Set the data down again, exactly as it appears below.

----- Material shown -----

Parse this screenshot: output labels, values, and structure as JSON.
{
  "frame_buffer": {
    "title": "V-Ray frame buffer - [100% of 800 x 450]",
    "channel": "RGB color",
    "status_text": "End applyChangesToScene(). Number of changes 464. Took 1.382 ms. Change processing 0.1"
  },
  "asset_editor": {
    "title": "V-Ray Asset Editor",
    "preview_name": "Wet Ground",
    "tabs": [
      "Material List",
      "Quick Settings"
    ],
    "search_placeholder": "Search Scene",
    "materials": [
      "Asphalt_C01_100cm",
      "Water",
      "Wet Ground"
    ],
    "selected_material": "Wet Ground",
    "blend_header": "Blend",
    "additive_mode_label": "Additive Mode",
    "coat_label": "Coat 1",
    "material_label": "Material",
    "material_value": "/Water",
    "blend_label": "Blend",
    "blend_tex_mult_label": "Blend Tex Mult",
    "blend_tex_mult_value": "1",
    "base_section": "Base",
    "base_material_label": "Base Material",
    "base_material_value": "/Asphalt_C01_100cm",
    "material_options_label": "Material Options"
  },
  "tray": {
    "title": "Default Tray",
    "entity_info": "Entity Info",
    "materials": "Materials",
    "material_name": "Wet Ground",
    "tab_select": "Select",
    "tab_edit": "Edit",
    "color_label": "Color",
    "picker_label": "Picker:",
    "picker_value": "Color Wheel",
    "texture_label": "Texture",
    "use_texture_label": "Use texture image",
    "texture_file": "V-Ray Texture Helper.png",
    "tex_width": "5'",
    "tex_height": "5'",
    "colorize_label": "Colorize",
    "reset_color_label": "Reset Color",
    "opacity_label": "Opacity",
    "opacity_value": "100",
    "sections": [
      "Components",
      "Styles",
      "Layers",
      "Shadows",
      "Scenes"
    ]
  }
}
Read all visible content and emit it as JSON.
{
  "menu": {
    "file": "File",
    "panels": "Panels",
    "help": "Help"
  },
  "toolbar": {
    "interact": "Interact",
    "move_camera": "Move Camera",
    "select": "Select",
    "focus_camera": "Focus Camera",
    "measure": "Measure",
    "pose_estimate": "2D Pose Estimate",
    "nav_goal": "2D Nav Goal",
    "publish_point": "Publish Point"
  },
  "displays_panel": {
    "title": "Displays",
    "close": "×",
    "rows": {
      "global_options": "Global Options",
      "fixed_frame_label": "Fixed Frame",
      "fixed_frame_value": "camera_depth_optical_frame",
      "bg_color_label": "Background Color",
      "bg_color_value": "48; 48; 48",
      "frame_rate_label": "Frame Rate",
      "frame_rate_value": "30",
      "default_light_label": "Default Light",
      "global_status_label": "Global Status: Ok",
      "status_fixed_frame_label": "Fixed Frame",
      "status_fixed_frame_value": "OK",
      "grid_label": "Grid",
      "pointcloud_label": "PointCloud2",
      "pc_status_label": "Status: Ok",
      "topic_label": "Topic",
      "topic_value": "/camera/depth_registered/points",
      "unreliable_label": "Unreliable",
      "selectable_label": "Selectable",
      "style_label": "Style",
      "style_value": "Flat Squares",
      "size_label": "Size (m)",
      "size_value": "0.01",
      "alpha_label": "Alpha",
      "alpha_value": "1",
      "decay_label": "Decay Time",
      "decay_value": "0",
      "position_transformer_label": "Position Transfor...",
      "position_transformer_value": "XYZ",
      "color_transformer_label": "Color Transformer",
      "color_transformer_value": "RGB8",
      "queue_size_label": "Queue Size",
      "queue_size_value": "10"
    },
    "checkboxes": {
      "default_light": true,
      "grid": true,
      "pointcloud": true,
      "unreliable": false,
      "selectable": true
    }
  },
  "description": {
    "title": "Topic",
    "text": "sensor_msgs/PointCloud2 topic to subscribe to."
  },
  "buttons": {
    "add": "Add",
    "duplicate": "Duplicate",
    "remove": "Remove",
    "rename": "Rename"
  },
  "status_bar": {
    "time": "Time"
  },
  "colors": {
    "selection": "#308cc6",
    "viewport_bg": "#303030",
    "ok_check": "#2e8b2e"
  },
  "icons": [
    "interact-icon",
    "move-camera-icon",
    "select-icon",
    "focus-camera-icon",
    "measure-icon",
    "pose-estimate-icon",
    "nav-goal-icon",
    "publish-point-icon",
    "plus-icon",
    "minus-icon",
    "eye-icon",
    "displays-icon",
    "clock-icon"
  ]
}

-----

* Your response
Parse this screenshot: output labels, values, and structure as JSON.
{
  "frame_buffer": {
    "title": "V-Ray frame buffer - [100% of 800 x 450]",
    "channel": "RGB color",
    "status_text": "End applyChangesToScene(). Number of changes 464. Took 1.382 ms. Change processing 0.1"
  },
  "asset_editor": {
    "title": "V-Ray Asset Editor",
    "preview_name": "Wet Ground",
    "tabs": [
      "Material List",
      "Quick Settings"
    ],
    "search_placeholder": "Search Scene",
    "materials": [
      "Asphalt_C01_100cm",
      "Water",
      "Wet Ground"
    ],
    "selected_material": "Wet Ground",
    "blend_header": "Blend",
    "additive_mode_label": "Additive Mode",
    "coat_label": "Coat 1",
    "material_label": "Material",
    "material_value": "/Water",
    "blend_label": "Blend",
    "blend_tex_mult_label": "Blend Tex Mult",
    "blend_tex_mult_value": "1",
    "base_section": "Base",
    "base_material_label": "Base Material",
    "base_material_value": "/Asphalt_C01_100cm",
    "material_options_label": "Material Options"
  },
  "tray": {
    "title": "Default Tray",
    "entity_info": "Entity Info",
    "materials": "Materials",
    "material_name": "Wet Ground",
    "tab_select": "Select",
    "tab_edit": "Edit",
    "color_label": "Color",
    "picker_label": "Picker:",
    "picker_value": "Color Wheel",
    "texture_label": "Texture",
    "use_texture_label": "Use texture image",
    "texture_file": "V-Ray Texture Helper.png",
    "tex_width": "5'",
    "tex_height": "5'",
    "colorize_label": "Colorize",
    "reset_color_label": "Reset Color",
    "opacity_label": "Opacity",
    "opacity_value": "100",
    "sections": [
      "Components",
      "Styles",
      "Layers",
      "Shadows",
      "Scenes"
    ]
  }
}
Read all visible content and emit it as JSON.
{
  "menu": {
    "file": "File",
    "panels": "Panels",
    "help": "Help"
  },
  "toolbar": {
    "interact": "Interact",
    "move_camera": "Move Camera",
    "select": "Select",
    "focus_camera": "Focus Camera",
    "measure": "Measure",
    "pose_estimate": "2D Pose Estimate",
    "nav_goal": "2D Nav Goal",
    "publish_point": "Publish Point"
  },
  "displays_panel": {
    "title": "Displays",
    "close": "×",
    "rows": {
      "global_options": "Global Options",
      "fixed_frame_label": "Fixed Frame",
      "fixed_frame_value": "camera_depth_optical_frame",
      "bg_color_label": "Background Color",
      "bg_color_value": "48; 48; 48",
      "frame_rate_label": "Frame Rate",
      "frame_rate_value": "30",
      "default_light_label": "Default Light",
      "global_status_label": "Global Status: Ok",
      "status_fixed_frame_label": "Fixed Frame",
      "status_fixed_frame_value": "OK",
      "grid_label": "Grid",
      "pointcloud_label": "PointCloud2",
      "pc_status_label": "Status: Ok",
      "topic_label": "Topic",
      "topic_value": "/camera/depth_registered/points",
      "unreliable_label": "Unreliable",
      "selectable_label": "Selectable",
      "style_label": "Style",
      "style_value": "Flat Squares",
      "size_label": "Size (m)",
      "size_value": "0.01",
      "alpha_label": "Alpha",
      "alpha_value": "1",
      "decay_label": "Decay Time",
      "decay_value": "0",
      "position_transformer_label": "Position Transfor...",
      "position_transformer_value": "XYZ",
      "color_transformer_label": "Color Transformer",
      "color_transformer_value": "RGB8",
      "queue_size_label": "Queue Size",
      "queue_size_value": "10"
    },
    "checkboxes": {
      "default_light": true,
      "grid": true,
      "pointcloud": true,
      "unreliable": false,
      "selectable": true
    }
  },
  "description": {
    "title": "Topic",
    "text": "sensor_msgs/PointCloud2 topic to subscribe to."
  },
  "buttons": {
    "add": "Add",
    "duplicate": "Duplicate",
    "remove": "Remove",
    "rename": "Rename"
  },
  "status_bar": {
    "time": "Time"
  },
  "colors": {
    "selection": "#308cc6",
    "viewport_bg": "#303030",
    "ok_check": "#2e8b2e"
  },
  "icons": [
    "interact-icon",
    "move-camera-icon",
    "select-icon",
    "focus-camera-icon",
    "measure-icon",
    "pose-estimate-icon",
    "nav-goal-icon",
    "publish-point-icon",
    "plus-icon",
    "minus-icon",
    "eye-icon",
    "displays-icon",
    "clock-icon"
  ]
}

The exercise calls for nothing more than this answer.